Every line of the records that holds the word "주어진다" should be copied out.

Start of LISTED RECORDS

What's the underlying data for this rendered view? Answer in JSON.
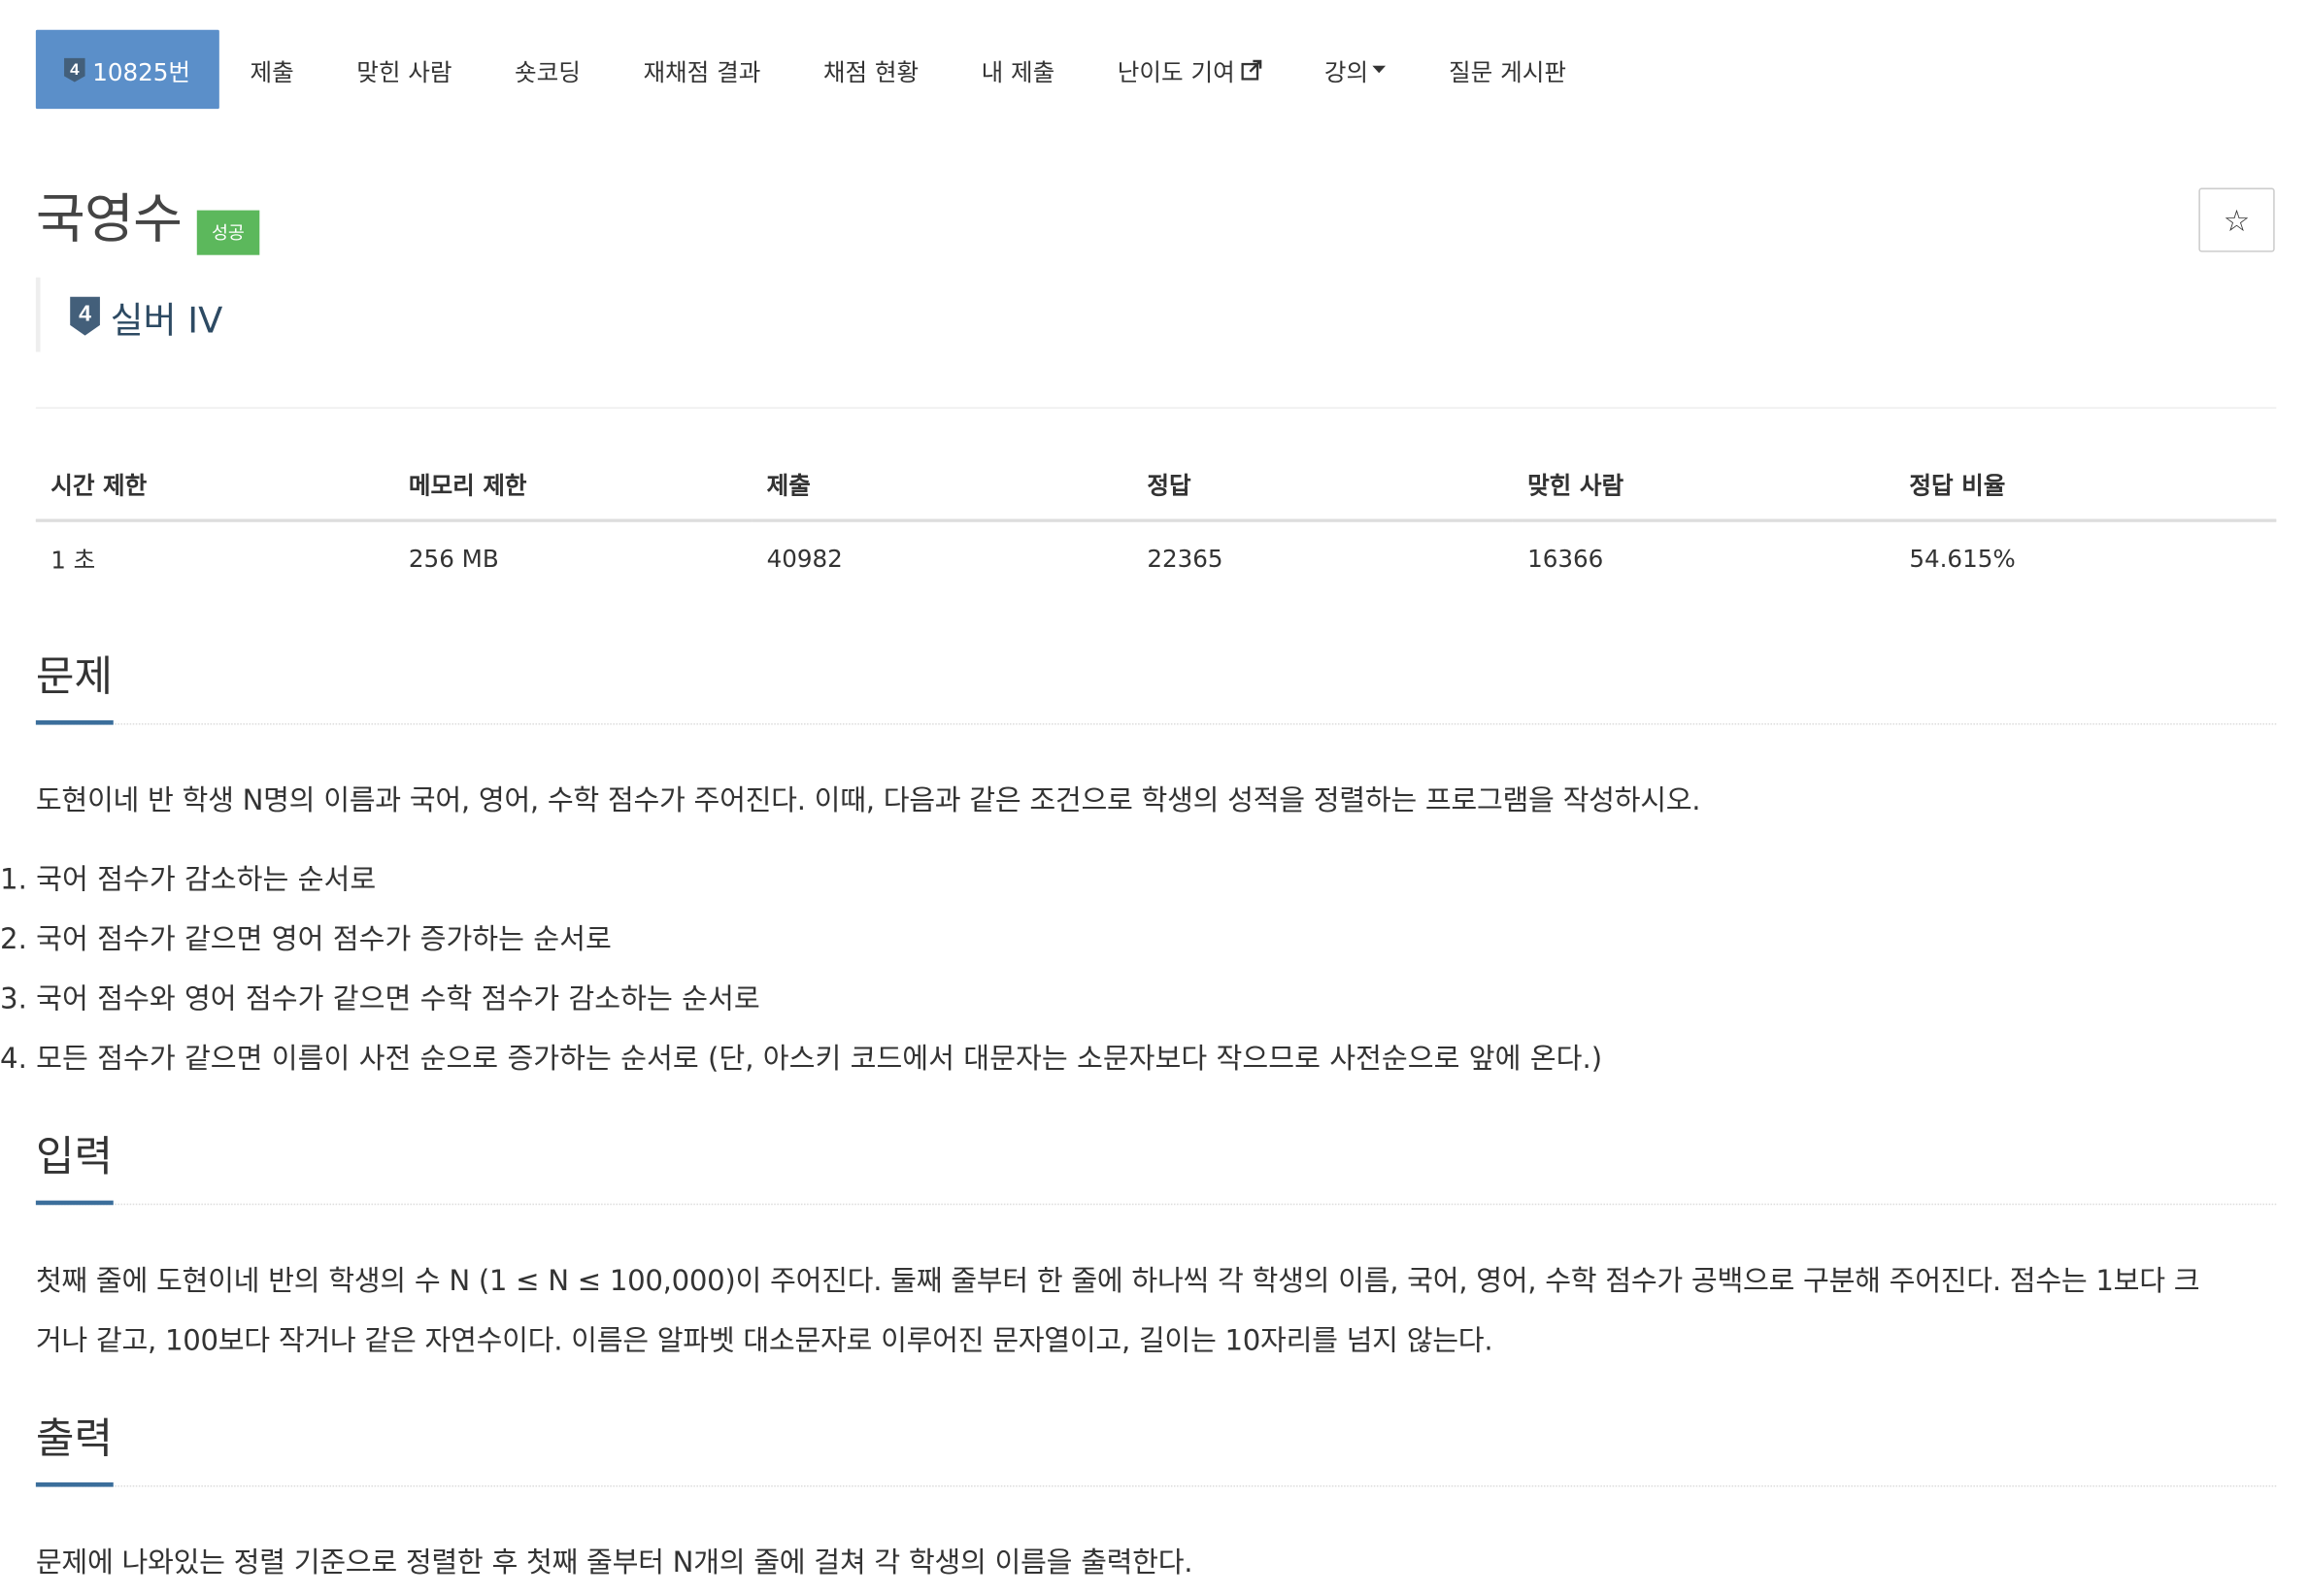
{
  "nav": {
    "problem_number": "10825번",
    "tier_digit": "4",
    "items": [
      {
        "label": "제출"
      },
      {
        "label": "맞힌 사람"
      },
      {
        "label": "숏코딩"
      },
      {
        "label": "재채점 결과"
      },
      {
        "label": "채점 현황"
      },
      {
        "label": "내 제출"
      },
      {
        "label": "난이도 기여"
      },
      {
        "label": "강의"
      },
      {
        "label": "질문 게시판"
      }
    ]
  },
  "problem": {
    "title": "국영수",
    "status": "성공",
    "tier_digit": "4",
    "tier": "실버 IV",
    "star": "☆"
  },
  "info": {
    "headers": [
      "시간 제한",
      "메모리 제한",
      "제출",
      "정답",
      "맞힌 사람",
      "정답 비율"
    ],
    "values": [
      "1 초",
      "256 MB",
      "40982",
      "22365",
      "16366",
      "54.615%"
    ]
  },
  "sections": {
    "description": {
      "title": "문제",
      "text": "도현이네 반 학생 N명의 이름과 국어, 영어, 수학 점수가 주어진다. 이때, 다음과 같은 조건으로 학생의 성적을 정렬하는 프로그램을 작성하시오.",
      "list": [
        "1. 국어 점수가 감소하는 순서로",
        "2. 국어 점수가 같으면 영어 점수가 증가하는 순서로",
        "3. 국어 점수와 영어 점수가 같으면 수학 점수가 감소하는 순서로",
        "4. 모든 점수가 같으면 이름이 사전 순으로 증가하는 순서로 (단, 아스키 코드에서 대문자는 소문자보다 작으므로 사전순으로 앞에 온다.)"
      ]
    },
    "input": {
      "title": "입력",
      "line1": "첫째 줄에 도현이네 반의 학생의 수 N (1 ≤ N ≤ 100,000)이 주어진다. 둘째 줄부터 한 줄에 하나씩 각 학생의 이름, 국어, 영어, 수학 점수가 공백으로 구분해 주어진다. 점수는 1보다 크",
      "line2": "거나 같고, 100보다 작거나 같은 자연수이다. 이름은 알파벳 대소문자로 이루어진 문자열이고, 길이는 10자리를 넘지 않는다."
    },
    "output": {
      "title": "출력",
      "text": "문제에 나와있는 정렬 기준으로 정렬한 후 첫째 줄부터 N개의 줄에 걸쳐 각 학생의 이름을 출력한다."
    }
  },
  "colors": {
    "nav_active": "#5b8fc9",
    "success_badge": "#5cb85c",
    "tier_badge": "#435f7a",
    "section_underline": "#3b6e9b"
  }
}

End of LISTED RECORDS

**EXERCISE ANSWER:**
      "text": "도현이네 반 학생 N명의 이름과 국어, 영어, 수학 점수가 주어진다. 이때, 다음과 같은 조건으로 학생의 성적을 정렬하는 프로그램을 작성하시오.",
      "line1": "첫째 줄에 도현이네 반의 학생의 수 N (1 ≤ N ≤ 100,000)이 주어진다. 둘째 줄부터 한 줄에 하나씩 각 학생의 이름, 국어, 영어, 수학 점수가 공백으로 구분해 주어진다. 점수는 1보다 크",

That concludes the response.